REQUIRED WORK:
Reproduce the listing exactly, so that no line differs from the original.

####

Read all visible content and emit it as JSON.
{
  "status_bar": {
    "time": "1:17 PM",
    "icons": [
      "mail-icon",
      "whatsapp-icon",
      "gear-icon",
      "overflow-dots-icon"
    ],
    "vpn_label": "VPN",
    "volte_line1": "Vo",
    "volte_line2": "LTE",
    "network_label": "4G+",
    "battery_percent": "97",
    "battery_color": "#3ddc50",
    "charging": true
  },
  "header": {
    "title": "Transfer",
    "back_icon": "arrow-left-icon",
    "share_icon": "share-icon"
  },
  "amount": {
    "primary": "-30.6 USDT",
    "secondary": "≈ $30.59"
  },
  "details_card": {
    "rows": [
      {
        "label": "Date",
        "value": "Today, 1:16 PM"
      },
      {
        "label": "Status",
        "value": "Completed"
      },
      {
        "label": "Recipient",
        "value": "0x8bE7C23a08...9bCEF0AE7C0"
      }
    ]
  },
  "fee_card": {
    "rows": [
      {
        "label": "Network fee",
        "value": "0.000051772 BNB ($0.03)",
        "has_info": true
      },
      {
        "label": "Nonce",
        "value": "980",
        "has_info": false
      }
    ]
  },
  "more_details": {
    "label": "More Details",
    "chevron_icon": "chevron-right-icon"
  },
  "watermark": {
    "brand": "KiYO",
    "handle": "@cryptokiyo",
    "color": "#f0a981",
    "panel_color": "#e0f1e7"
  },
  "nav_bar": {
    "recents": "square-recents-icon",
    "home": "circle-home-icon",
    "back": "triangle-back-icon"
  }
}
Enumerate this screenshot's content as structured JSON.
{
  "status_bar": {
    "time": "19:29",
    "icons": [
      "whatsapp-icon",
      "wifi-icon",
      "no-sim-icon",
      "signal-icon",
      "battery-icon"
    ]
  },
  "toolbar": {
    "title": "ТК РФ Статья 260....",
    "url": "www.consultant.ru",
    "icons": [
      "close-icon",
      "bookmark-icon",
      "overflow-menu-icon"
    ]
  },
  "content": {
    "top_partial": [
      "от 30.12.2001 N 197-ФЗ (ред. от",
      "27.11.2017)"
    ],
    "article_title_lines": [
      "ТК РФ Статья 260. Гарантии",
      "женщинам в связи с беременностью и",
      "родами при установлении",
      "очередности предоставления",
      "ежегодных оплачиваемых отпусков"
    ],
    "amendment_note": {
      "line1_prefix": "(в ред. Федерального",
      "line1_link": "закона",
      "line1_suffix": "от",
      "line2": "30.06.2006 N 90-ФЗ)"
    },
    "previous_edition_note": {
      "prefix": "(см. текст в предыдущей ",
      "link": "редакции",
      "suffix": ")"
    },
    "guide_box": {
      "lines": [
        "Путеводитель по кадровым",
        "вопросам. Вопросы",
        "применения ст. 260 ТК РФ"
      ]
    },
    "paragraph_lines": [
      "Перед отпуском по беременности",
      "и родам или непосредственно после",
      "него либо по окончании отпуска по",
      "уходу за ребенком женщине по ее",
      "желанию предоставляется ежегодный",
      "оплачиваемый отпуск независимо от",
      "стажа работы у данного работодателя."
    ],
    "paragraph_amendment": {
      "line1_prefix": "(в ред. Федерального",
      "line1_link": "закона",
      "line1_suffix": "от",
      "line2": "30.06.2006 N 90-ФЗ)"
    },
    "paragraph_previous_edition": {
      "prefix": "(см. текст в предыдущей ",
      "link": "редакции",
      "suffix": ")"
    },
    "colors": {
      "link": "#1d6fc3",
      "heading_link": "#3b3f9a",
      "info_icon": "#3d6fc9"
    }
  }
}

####

TASK ANSWER:
Read all visible content and emit it as JSON.
{
  "status_bar": {
    "time": "1:17 PM",
    "icons": [
      "mail-icon",
      "whatsapp-icon",
      "gear-icon",
      "overflow-dots-icon"
    ],
    "vpn_label": "VPN",
    "volte_line1": "Vo",
    "volte_line2": "LTE",
    "network_label": "4G+",
    "battery_percent": "97",
    "battery_color": "#3ddc50",
    "charging": true
  },
  "header": {
    "title": "Transfer",
    "back_icon": "arrow-left-icon",
    "share_icon": "share-icon"
  },
  "amount": {
    "primary": "-30.6 USDT",
    "secondary": "≈ $30.59"
  },
  "details_card": {
    "rows": [
      {
        "label": "Date",
        "value": "Today, 1:16 PM"
      },
      {
        "label": "Status",
        "value": "Completed"
      },
      {
        "label": "Recipient",
        "value": "0x8bE7C23a08...9bCEF0AE7C0"
      }
    ]
  },
  "fee_card": {
    "rows": [
      {
        "label": "Network fee",
        "value": "0.000051772 BNB ($0.03)",
        "has_info": true
      },
      {
        "label": "Nonce",
        "value": "980",
        "has_info": false
      }
    ]
  },
  "more_details": {
    "label": "More Details",
    "chevron_icon": "chevron-right-icon"
  },
  "watermark": {
    "brand": "KiYO",
    "handle": "@cryptokiyo",
    "color": "#f0a981",
    "panel_color": "#e0f1e7"
  },
  "nav_bar": {
    "recents": "square-recents-icon",
    "home": "circle-home-icon",
    "back": "triangle-back-icon"
  }
}
Enumerate this screenshot's content as structured JSON.
{
  "status_bar": {
    "time": "19:29",
    "icons": [
      "whatsapp-icon",
      "wifi-icon",
      "no-sim-icon",
      "signal-icon",
      "battery-icon"
    ]
  },
  "toolbar": {
    "title": "ТК РФ Статья 260....",
    "url": "www.consultant.ru",
    "icons": [
      "close-icon",
      "bookmark-icon",
      "overflow-menu-icon"
    ]
  },
  "content": {
    "top_partial": [
      "от 30.12.2001 N 197-ФЗ (ред. от",
      "27.11.2017)"
    ],
    "article_title_lines": [
      "ТК РФ Статья 260. Гарантии",
      "женщинам в связи с беременностью и",
      "родами при установлении",
      "очередности предоставления",
      "ежегодных оплачиваемых отпусков"
    ],
    "amendment_note": {
      "line1_prefix": "(в ред. Федерального",
      "line1_link": "закона",
      "line1_suffix": "от",
      "line2": "30.06.2006 N 90-ФЗ)"
    },
    "previous_edition_note": {
      "prefix": "(см. текст в предыдущей ",
      "link": "редакции",
      "suffix": ")"
    },
    "guide_box": {
      "lines": [
        "Путеводитель по кадровым",
        "вопросам. Вопросы",
        "применения ст. 260 ТК РФ"
      ]
    },
    "paragraph_lines": [
      "Перед отпуском по беременности",
      "и родам или непосредственно после",
      "него либо по окончании отпуска по",
      "уходу за ребенком женщине по ее",
      "желанию предоставляется ежегодный",
      "оплачиваемый отпуск независимо от",
      "стажа работы у данного работодателя."
    ],
    "paragraph_amendment": {
      "line1_prefix": "(в ред. Федерального",
      "line1_link": "закона",
      "line1_suffix": "от",
      "line2": "30.06.2006 N 90-ФЗ)"
    },
    "paragraph_previous_edition": {
      "prefix": "(см. текст в предыдущей ",
      "link": "редакции",
      "suffix": ")"
    },
    "colors": {
      "link": "#1d6fc3",
      "heading_link": "#3b3f9a",
      "info_icon": "#3d6fc9"
    }
  }
}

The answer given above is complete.